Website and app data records
§

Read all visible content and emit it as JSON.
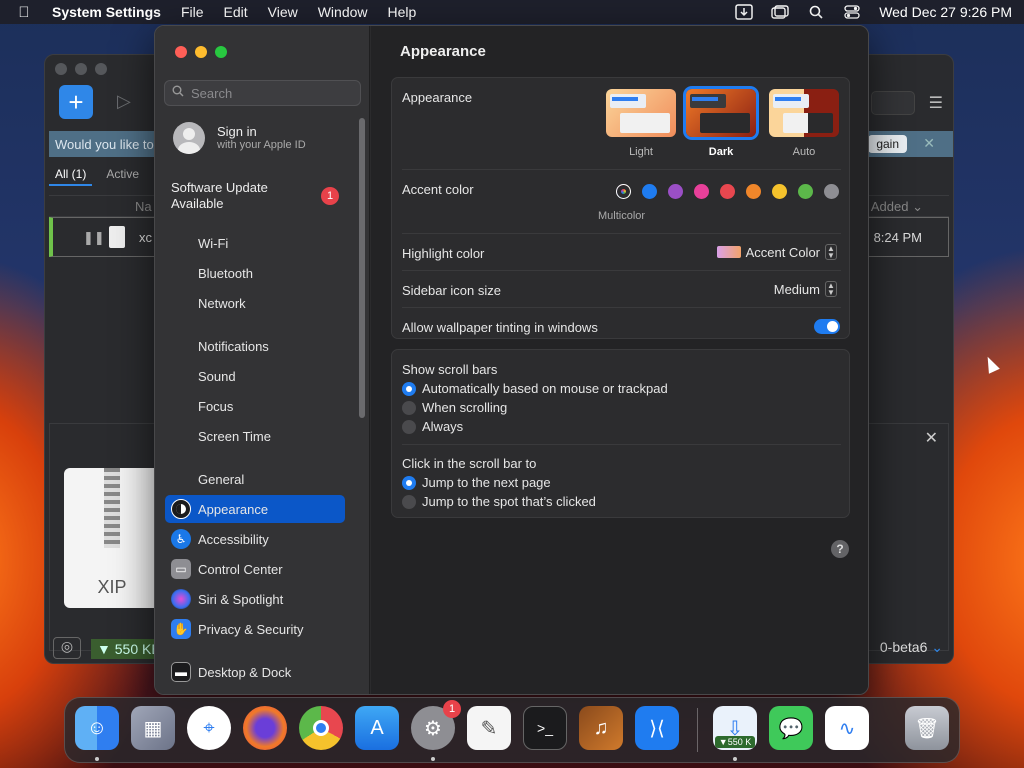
{
  "menubar": {
    "app": "System Settings",
    "menus": [
      "File",
      "Edit",
      "View",
      "Window",
      "Help"
    ],
    "datetime": "Wed Dec 27  9:26 PM"
  },
  "bgwin": {
    "banner_text": "Would you like to",
    "try_again": "gain",
    "tab_all": "All (1)",
    "tab_active": "Active",
    "col_name": "Na",
    "col_added": "Added",
    "row_name": "xc",
    "row_time": "8:24 PM",
    "xip_label": "XIP",
    "speed": "▼ 550 KB",
    "version": "0-beta6"
  },
  "sidebar": {
    "search_placeholder": "Search",
    "signin_title": "Sign in",
    "signin_sub": "with your Apple ID",
    "update_line1": "Software Update",
    "update_line2": "Available",
    "update_badge": "1",
    "items": [
      {
        "label": "Wi-Fi",
        "icon": "wifi-icon",
        "color": "transparent"
      },
      {
        "label": "Bluetooth",
        "icon": "bluetooth-icon",
        "color": "transparent"
      },
      {
        "label": "Network",
        "icon": "network-icon",
        "color": "transparent"
      },
      {
        "label": "Notifications",
        "icon": "notifications-icon",
        "color": "transparent"
      },
      {
        "label": "Sound",
        "icon": "sound-icon",
        "color": "transparent"
      },
      {
        "label": "Focus",
        "icon": "focus-icon",
        "color": "transparent"
      },
      {
        "label": "Screen Time",
        "icon": "screen-time-icon",
        "color": "transparent"
      },
      {
        "label": "General",
        "icon": "general-icon",
        "color": "transparent"
      },
      {
        "label": "Appearance",
        "icon": "appearance-icon",
        "color": "#1b1b1d"
      },
      {
        "label": "Accessibility",
        "icon": "accessibility-icon",
        "color": "#1a78e8"
      },
      {
        "label": "Control Center",
        "icon": "control-center-icon",
        "color": "#8e8e93"
      },
      {
        "label": "Siri & Spotlight",
        "icon": "siri-icon",
        "color": "#9b3fc6"
      },
      {
        "label": "Privacy & Security",
        "icon": "privacy-hand-icon",
        "color": "#2f7ef0"
      },
      {
        "label": "Desktop & Dock",
        "icon": "desktop-dock-icon",
        "color": "#1b1b1d"
      }
    ]
  },
  "content": {
    "title": "Appearance",
    "appearance_label": "Appearance",
    "themes": [
      "Light",
      "Dark",
      "Auto"
    ],
    "selected_theme": "Dark",
    "accent_label": "Accent color",
    "accent_multicolor": "Multicolor",
    "accent_colors": [
      "#1f7cf0",
      "#9b4fc6",
      "#e8409a",
      "#e8474f",
      "#f0862a",
      "#f5c22c",
      "#5cb84a",
      "#8e8e93"
    ],
    "highlight_label": "Highlight color",
    "highlight_value": "Accent Color",
    "sidebar_icon_label": "Sidebar icon size",
    "sidebar_icon_value": "Medium",
    "wallpaper_label": "Allow wallpaper tinting in windows",
    "scrollbars_label": "Show scroll bars",
    "scroll_opts": [
      "Automatically based on mouse or trackpad",
      "When scrolling",
      "Always"
    ],
    "click_label": "Click in the scroll bar to",
    "click_opts": [
      "Jump to the next page",
      "Jump to the spot that’s clicked"
    ]
  },
  "dock": {
    "settings_badge": "1",
    "speed": "▼550 K"
  }
}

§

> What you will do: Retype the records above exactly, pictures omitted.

> Finished task:
Read all visible content and emit it as JSON.
{
  "menubar": {
    "app": "System Settings",
    "menus": [
      "File",
      "Edit",
      "View",
      "Window",
      "Help"
    ],
    "datetime": "Wed Dec 27  9:26 PM"
  },
  "bgwin": {
    "banner_text": "Would you like to",
    "try_again": "gain",
    "tab_all": "All (1)",
    "tab_active": "Active",
    "col_name": "Na",
    "col_added": "Added",
    "row_name": "xc",
    "row_time": "8:24 PM",
    "xip_label": "XIP",
    "speed": "▼ 550 KB",
    "version": "0-beta6"
  },
  "sidebar": {
    "search_placeholder": "Search",
    "signin_title": "Sign in",
    "signin_sub": "with your Apple ID",
    "update_line1": "Software Update",
    "update_line2": "Available",
    "update_badge": "1",
    "items": [
      {
        "label": "Wi-Fi",
        "icon": "wifi-icon",
        "color": "transparent"
      },
      {
        "label": "Bluetooth",
        "icon": "bluetooth-icon",
        "color": "transparent"
      },
      {
        "label": "Network",
        "icon": "network-icon",
        "color": "transparent"
      },
      {
        "label": "Notifications",
        "icon": "notifications-icon",
        "color": "transparent"
      },
      {
        "label": "Sound",
        "icon": "sound-icon",
        "color": "transparent"
      },
      {
        "label": "Focus",
        "icon": "focus-icon",
        "color": "transparent"
      },
      {
        "label": "Screen Time",
        "icon": "screen-time-icon",
        "color": "transparent"
      },
      {
        "label": "General",
        "icon": "general-icon",
        "color": "transparent"
      },
      {
        "label": "Appearance",
        "icon": "appearance-icon",
        "color": "#1b1b1d"
      },
      {
        "label": "Accessibility",
        "icon": "accessibility-icon",
        "color": "#1a78e8"
      },
      {
        "label": "Control Center",
        "icon": "control-center-icon",
        "color": "#8e8e93"
      },
      {
        "label": "Siri & Spotlight",
        "icon": "siri-icon",
        "color": "#9b3fc6"
      },
      {
        "label": "Privacy & Security",
        "icon": "privacy-hand-icon",
        "color": "#2f7ef0"
      },
      {
        "label": "Desktop & Dock",
        "icon": "desktop-dock-icon",
        "color": "#1b1b1d"
      }
    ]
  },
  "content": {
    "title": "Appearance",
    "appearance_label": "Appearance",
    "themes": [
      "Light",
      "Dark",
      "Auto"
    ],
    "selected_theme": "Dark",
    "accent_label": "Accent color",
    "accent_multicolor": "Multicolor",
    "accent_colors": [
      "#1f7cf0",
      "#9b4fc6",
      "#e8409a",
      "#e8474f",
      "#f0862a",
      "#f5c22c",
      "#5cb84a",
      "#8e8e93"
    ],
    "highlight_label": "Highlight color",
    "highlight_value": "Accent Color",
    "sidebar_icon_label": "Sidebar icon size",
    "sidebar_icon_value": "Medium",
    "wallpaper_label": "Allow wallpaper tinting in windows",
    "scrollbars_label": "Show scroll bars",
    "scroll_opts": [
      "Automatically based on mouse or trackpad",
      "When scrolling",
      "Always"
    ],
    "click_label": "Click in the scroll bar to",
    "click_opts": [
      "Jump to the next page",
      "Jump to the spot that’s clicked"
    ]
  },
  "dock": {
    "settings_badge": "1",
    "speed": "▼550 K"
  }
}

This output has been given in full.